Please Support our Nonprofit Magazine!There has never been a time when our community and content was needed more. As a nonprofit online community and magazine, we provide FREE articles, videos, and other content that is available worldwide, 24 hours a day, 365 days a year. Due to the global pandemic, we’ve had to put events, collaborations and business sponsorships on hold, leaving us to rely exclusively on online donations from our community (aka YOU!) We want to be here to support you all through this pandemic and beyond, which is why we are asking you to consider donating whatever you are able. A single (or monthly) donation of just $5 will make a difference and will help keep our nonprofit running so we can continue supporting you and others.
Originally published November 23, 2018 on victoriamariew.com. Republished here with permission. Get your blog featured!
As November winds down and the hustle and bustle of the holiday season approaches, I think it’s extra important to talk about kindness.
There’s something about the holiday season that seems to push people into action (check out our #GivingTuesday campaign): donating to the food bank, serving meals at local shelters, helping buy gifts for families in need. During the holidays there are often more opportunities than ever to show kindness to those around us through generosity of time, space, and finances.
When I think of kindness and the holiday season, the movie The Christmas Carol comes to mind
The film is based on the classic novel of the same title by Charles Dickens. This is one of my family’s favourites (we’re particularly fond of The Muppets’ Christmas Carol).
For those who are unfamiliar with the story, Ebenezer Scrooge–a crotchety, wealthy man–is visited by 3 ghosts. They show him how his selfish and unkind ways have destroyed his past relationships, impacted the lives of the needy, and will ultimately lead to an unfulfilled life and death. Thankfully Scrooge heeds the ghosts’ warning. His heart is changed and from that changed heart comes an outpouring of generosity and kindness to those around him.
Are you enjoying this article? We are a nonprofit and rely on donations to run our magazine and community. If you are enjoying this article, would you consider making a $2 donation?
So how does all of that apply to me? I wouldn’t say I’m a Scrooge. I care about those around me, I volunteer my time, I try my best to be kind to the people I meet and interact with every day.
The only one person I am regularly unkind towards is myself.
And I don’t think I’m the only person who finds it easy to show kindness to mostly everyone except for themselves. I’m not sure why it is so easy to let unkind thoughts attack what we look like, who we are, and what we do every single day.
Ebenezer Scrooge was not a cruel boy, and he was not a cruel young man. Years of striving and prioritizing being the best left him hardened and unkind in his older age. I wonder whether Scrooge also daily faced an unkind inner monologue? Telling him he wasn’t good enough, he would never be anything until he had more money, or a better home, or a more prestigious job.
Ultimately Scrooge missed out on a lot of joy, and we will too if we don’t learn to practice showing ourselves kindness.
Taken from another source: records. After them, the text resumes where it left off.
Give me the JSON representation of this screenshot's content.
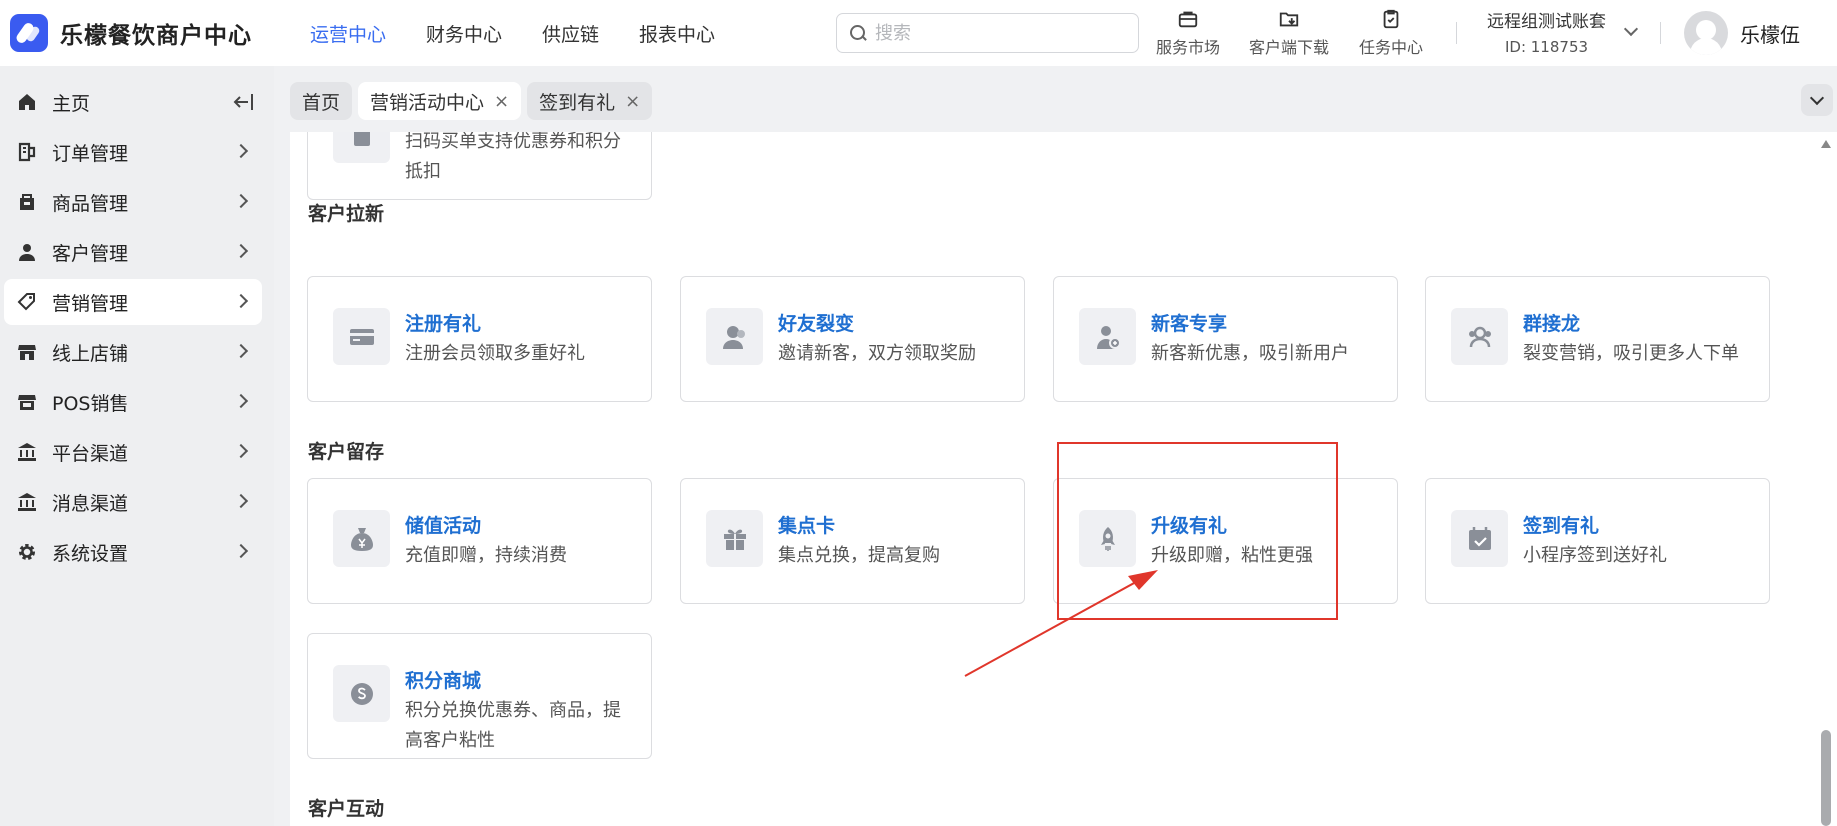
{
  "brand": {
    "name": "乐檬餐饮商户中心",
    "color": "#3a5bf0"
  },
  "topnav": [
    {
      "label": "运营中心",
      "active": true
    },
    {
      "label": "财务中心",
      "active": false
    },
    {
      "label": "供应链",
      "active": false
    },
    {
      "label": "报表中心",
      "active": false
    }
  ],
  "search": {
    "placeholder": "搜索",
    "value": ""
  },
  "tools": [
    {
      "label": "服务市场",
      "icon": "briefcase-icon"
    },
    {
      "label": "客户端下载",
      "icon": "folder-download-icon"
    },
    {
      "label": "任务中心",
      "icon": "clipboard-icon"
    }
  ],
  "account": {
    "name": "远程组测试账套",
    "id_text": "ID: 118753"
  },
  "user": {
    "name": "乐檬伍"
  },
  "sidebar": {
    "items": [
      {
        "label": "主页",
        "icon": "home-icon"
      },
      {
        "label": "订单管理",
        "icon": "order-icon"
      },
      {
        "label": "商品管理",
        "icon": "goods-icon"
      },
      {
        "label": "客户管理",
        "icon": "user-icon"
      },
      {
        "label": "营销管理",
        "icon": "tag-icon",
        "active": true
      },
      {
        "label": "线上店铺",
        "icon": "store-icon"
      },
      {
        "label": "POS销售",
        "icon": "pos-icon"
      },
      {
        "label": "平台渠道",
        "icon": "bank-icon"
      },
      {
        "label": "消息渠道",
        "icon": "bank-icon"
      },
      {
        "label": "系统设置",
        "icon": "gear-icon"
      }
    ]
  },
  "tabs": [
    {
      "label": "首页",
      "closable": false,
      "active": false
    },
    {
      "label": "营销活动中心",
      "closable": true,
      "active": true
    },
    {
      "label": "签到有礼",
      "closable": true,
      "active": false
    }
  ],
  "close_glyph": "×",
  "content": {
    "partial_card": {
      "desc": "扫码买单支持优惠券和积分抵扣"
    },
    "sections": [
      {
        "title": "客户拉新"
      },
      {
        "title": "客户留存"
      },
      {
        "title": "客户互动"
      }
    ],
    "cards": [
      {
        "title": "注册有礼",
        "desc": "注册会员领取多重好礼",
        "icon": "card-icon"
      },
      {
        "title": "好友裂变",
        "desc": "邀请新客，双方领取奖励",
        "icon": "friends-icon"
      },
      {
        "title": "新客专享",
        "desc": "新客新优惠，吸引新用户",
        "icon": "new-user-icon"
      },
      {
        "title": "群接龙",
        "desc": "裂变营销，吸引更多人下单",
        "icon": "group-icon"
      },
      {
        "title": "储值活动",
        "desc": "充值即赠，持续消费",
        "icon": "money-bag-icon"
      },
      {
        "title": "集点卡",
        "desc": "集点兑换，提高复购",
        "icon": "gift-icon"
      },
      {
        "title": "升级有礼",
        "desc": "升级即赠，粘性更强",
        "icon": "rocket-icon",
        "highlighted": true
      },
      {
        "title": "签到有礼",
        "desc": "小程序签到送好礼",
        "icon": "calendar-check-icon"
      },
      {
        "title": "积分商城",
        "desc": "积分兑换优惠券、商品，提高客户粘性",
        "icon": "coin-icon"
      }
    ]
  },
  "colors": {
    "accent": "#3a6df0",
    "card_title": "#1f6fd1",
    "annotation": "#e0362b"
  }
}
The change may be slow; we may not even recognize our hearts hardening towards others as we continue to be unkind to ourselves, fixating on how we can improve our own lives, and trying to fix the things we tell ourselves are wrong with us.
The honest truth is that there is often nothing wrong with us. We all have amazing things to contribute to this world. However, if we continue kicking ourselves down, we may never reach our full potentials.
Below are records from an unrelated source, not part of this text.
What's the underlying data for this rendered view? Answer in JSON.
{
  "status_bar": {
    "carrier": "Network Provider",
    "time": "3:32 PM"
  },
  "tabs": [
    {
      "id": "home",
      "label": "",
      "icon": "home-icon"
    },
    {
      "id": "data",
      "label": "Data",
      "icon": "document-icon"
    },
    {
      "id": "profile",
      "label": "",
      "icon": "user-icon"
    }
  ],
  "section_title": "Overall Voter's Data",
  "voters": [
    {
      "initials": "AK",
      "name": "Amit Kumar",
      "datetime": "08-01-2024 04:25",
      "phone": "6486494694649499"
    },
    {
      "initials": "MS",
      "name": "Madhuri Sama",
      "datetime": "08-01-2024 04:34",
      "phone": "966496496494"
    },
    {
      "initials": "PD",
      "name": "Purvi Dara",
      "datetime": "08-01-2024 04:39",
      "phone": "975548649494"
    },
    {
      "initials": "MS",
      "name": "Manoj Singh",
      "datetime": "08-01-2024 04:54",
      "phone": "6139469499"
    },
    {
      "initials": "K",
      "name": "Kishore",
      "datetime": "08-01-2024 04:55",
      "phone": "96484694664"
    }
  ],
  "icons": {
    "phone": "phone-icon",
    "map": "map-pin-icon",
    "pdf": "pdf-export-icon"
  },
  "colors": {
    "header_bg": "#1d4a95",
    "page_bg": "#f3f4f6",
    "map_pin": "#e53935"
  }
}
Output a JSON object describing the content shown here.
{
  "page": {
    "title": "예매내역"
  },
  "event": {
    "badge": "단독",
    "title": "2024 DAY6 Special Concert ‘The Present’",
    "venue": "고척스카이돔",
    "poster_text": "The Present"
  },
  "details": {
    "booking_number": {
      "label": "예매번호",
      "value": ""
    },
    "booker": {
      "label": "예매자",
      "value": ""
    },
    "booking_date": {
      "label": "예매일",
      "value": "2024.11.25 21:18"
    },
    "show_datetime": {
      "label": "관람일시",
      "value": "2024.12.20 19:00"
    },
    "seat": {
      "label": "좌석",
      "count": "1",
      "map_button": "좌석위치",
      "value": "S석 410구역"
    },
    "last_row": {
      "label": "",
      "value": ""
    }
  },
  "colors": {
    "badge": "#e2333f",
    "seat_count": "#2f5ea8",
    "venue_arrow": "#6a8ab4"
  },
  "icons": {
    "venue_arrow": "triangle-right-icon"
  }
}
I want to lay a foundation that allows me to show kindness to those around me, not just during the holiday season but every day of the year.
So I’m starting with me. I’m challenging myself to:
- Silence the unkind inner monologue when I don’t feel like I’ve met the expectations I’ve placed on myself
- Encourage myself daily, focusing not on what I look like, or what I achieve, but who I am at the core (a caring, thoughtful, worthy, passionate person)
- Be gentle and supportive when I am unkind to myself, remembering that changing thoughts takes time, and being kind means not beating myself up for perceived failure
Let’s be a culture that is so kind to ourselves that we can’t help but also show kindness and generosity to everyone we come in contact with.
Let’s not let kindness begin and end with the holiday season. Let’s let kindness be the catalyst that propels us into the New Year and sets the tone for the rest of our years.
Support our nonprofit by shopping from our NEW Giving Shop!
Click Here to visit the shop!
The opinions and information shared in this article may not represent that of Libero Network Society. We hold no liability for any harm that may incur from reading content on our site. Please always consult your own medical professionals before making any changes to your medication, activities, or recovery process.